-- Work to be completed --
Scan the entries for the word "Update" and return every line that has it.

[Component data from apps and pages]
>>>

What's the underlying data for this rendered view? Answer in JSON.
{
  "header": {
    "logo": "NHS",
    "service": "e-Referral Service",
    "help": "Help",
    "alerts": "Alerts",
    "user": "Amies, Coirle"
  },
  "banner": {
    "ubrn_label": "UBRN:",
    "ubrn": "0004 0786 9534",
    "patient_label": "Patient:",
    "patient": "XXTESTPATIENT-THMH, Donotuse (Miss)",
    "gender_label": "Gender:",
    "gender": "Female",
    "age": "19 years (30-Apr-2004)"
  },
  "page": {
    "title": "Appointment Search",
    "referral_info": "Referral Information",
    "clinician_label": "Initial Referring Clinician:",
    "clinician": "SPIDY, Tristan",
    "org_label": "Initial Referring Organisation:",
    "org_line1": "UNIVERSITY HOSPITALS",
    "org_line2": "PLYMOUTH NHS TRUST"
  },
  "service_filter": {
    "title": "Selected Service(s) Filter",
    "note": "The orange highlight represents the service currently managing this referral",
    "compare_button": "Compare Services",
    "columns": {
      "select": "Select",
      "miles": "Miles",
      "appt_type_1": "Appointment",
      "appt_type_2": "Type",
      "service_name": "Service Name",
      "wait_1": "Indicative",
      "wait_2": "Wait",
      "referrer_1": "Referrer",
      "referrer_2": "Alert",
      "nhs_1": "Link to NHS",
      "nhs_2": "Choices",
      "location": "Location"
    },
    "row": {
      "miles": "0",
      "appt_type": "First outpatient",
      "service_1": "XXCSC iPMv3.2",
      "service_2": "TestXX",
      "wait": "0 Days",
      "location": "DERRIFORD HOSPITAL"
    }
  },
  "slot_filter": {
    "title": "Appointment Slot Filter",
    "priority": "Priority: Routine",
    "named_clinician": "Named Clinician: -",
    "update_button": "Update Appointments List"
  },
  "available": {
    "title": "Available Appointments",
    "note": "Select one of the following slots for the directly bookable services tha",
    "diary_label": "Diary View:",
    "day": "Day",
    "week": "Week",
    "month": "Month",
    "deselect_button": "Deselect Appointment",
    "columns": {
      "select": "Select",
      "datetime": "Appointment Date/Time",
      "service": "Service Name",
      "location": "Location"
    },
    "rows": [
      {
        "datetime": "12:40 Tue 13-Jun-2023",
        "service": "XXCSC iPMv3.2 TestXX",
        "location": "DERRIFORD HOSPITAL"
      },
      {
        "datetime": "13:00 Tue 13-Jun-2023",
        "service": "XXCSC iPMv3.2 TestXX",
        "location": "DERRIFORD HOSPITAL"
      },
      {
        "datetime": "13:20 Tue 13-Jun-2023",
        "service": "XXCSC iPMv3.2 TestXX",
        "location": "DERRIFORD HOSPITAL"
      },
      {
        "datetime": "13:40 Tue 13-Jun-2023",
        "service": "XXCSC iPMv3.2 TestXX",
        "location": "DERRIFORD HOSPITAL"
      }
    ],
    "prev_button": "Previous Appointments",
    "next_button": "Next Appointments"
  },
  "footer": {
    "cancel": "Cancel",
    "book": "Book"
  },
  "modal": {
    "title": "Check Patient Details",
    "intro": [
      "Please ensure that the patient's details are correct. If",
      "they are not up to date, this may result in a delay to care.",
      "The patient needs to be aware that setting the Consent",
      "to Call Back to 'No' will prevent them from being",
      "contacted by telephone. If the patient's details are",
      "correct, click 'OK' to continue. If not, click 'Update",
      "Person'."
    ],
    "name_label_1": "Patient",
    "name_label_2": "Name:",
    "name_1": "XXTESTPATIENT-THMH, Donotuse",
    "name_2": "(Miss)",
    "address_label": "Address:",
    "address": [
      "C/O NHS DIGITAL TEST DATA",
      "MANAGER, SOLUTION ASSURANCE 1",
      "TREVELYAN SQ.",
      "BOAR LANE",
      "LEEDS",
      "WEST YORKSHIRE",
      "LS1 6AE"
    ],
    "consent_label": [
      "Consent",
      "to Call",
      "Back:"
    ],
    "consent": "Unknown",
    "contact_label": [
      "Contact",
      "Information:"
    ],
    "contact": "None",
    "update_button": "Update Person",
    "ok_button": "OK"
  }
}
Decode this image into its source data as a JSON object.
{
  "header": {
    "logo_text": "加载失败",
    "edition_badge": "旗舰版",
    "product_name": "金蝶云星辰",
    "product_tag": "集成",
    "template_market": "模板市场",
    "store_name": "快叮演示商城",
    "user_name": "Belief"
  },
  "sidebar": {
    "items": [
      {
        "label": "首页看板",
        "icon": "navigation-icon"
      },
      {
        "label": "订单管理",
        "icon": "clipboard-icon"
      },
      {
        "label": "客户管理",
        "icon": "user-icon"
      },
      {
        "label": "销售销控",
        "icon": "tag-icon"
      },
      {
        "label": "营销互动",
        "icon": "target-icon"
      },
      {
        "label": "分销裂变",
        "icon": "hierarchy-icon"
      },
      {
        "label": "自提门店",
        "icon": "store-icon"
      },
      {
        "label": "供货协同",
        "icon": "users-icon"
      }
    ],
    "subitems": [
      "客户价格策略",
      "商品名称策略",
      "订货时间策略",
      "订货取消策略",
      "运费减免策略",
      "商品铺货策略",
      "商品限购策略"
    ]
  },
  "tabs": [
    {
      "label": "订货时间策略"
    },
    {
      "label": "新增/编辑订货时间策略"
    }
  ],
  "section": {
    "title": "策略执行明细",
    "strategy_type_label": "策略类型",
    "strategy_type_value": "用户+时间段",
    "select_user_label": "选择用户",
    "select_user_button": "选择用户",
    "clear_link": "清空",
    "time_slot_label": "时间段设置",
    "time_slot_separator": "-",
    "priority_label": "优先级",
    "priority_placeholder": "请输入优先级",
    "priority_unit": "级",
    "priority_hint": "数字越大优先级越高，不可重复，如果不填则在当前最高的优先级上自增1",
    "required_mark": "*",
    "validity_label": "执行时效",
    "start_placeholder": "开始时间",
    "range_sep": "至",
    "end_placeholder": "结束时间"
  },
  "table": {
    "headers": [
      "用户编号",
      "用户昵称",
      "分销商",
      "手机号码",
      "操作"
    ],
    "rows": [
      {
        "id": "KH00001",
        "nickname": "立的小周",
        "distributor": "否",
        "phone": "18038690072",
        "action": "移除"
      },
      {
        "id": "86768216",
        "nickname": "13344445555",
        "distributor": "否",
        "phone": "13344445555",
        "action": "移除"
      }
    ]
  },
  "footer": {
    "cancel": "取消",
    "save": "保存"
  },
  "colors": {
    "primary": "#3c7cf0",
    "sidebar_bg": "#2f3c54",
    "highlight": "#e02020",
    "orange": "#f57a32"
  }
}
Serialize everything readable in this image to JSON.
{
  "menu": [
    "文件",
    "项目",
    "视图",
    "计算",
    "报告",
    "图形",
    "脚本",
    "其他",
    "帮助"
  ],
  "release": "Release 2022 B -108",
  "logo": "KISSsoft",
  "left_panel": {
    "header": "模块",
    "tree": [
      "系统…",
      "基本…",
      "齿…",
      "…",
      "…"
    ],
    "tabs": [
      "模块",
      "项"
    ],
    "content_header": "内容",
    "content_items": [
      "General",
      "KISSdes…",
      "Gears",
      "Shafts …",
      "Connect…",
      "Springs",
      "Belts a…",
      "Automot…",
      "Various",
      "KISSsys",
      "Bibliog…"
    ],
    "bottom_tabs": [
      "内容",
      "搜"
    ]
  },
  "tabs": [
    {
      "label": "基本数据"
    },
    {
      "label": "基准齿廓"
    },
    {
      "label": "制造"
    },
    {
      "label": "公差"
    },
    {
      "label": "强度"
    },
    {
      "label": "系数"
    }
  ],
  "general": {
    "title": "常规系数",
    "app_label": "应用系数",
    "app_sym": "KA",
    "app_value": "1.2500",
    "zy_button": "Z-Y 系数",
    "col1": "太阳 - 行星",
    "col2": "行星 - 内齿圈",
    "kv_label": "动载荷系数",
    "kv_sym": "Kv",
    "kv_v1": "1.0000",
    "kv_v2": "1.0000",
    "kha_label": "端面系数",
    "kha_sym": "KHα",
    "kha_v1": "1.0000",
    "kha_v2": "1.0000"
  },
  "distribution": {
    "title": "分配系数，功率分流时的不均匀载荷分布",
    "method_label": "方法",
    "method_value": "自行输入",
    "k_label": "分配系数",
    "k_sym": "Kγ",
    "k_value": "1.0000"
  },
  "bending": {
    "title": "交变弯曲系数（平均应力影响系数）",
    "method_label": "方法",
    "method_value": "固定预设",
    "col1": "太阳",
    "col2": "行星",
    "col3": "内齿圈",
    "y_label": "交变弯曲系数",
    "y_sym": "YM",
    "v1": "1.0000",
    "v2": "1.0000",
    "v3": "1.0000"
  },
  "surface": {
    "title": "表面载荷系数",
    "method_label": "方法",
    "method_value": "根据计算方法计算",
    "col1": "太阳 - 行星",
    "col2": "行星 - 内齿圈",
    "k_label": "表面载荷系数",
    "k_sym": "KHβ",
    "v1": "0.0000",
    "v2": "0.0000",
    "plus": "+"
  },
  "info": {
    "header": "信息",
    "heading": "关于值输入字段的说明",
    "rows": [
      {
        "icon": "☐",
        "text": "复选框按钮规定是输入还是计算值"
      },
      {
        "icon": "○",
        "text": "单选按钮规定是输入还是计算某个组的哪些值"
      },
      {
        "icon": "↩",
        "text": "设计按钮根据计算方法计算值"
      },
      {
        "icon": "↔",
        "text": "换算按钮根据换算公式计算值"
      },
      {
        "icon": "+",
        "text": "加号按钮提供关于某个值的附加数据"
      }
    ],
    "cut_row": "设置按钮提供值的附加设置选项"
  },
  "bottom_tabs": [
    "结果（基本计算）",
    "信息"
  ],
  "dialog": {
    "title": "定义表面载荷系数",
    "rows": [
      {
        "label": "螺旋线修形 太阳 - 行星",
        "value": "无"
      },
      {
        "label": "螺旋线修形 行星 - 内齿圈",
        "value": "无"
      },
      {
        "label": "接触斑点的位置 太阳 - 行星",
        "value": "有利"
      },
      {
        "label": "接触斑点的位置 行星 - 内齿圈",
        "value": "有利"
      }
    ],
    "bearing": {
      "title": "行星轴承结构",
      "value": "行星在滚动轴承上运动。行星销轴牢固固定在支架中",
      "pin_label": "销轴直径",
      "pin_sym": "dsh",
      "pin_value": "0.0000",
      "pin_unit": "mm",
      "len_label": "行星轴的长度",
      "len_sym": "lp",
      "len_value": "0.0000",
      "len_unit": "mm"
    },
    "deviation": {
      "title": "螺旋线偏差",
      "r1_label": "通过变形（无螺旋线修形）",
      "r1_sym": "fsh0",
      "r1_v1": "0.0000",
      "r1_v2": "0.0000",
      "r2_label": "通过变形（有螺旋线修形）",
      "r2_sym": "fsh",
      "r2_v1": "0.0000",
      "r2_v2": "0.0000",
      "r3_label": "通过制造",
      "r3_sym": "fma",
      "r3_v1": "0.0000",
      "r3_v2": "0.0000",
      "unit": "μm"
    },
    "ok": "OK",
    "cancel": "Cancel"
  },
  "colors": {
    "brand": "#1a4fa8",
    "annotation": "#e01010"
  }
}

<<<

-- Finished exercise --
    "update_button": "Update Appointments List"
      "correct, click 'OK' to continue. If not, click 'Update",
    "update_button": "Update Person",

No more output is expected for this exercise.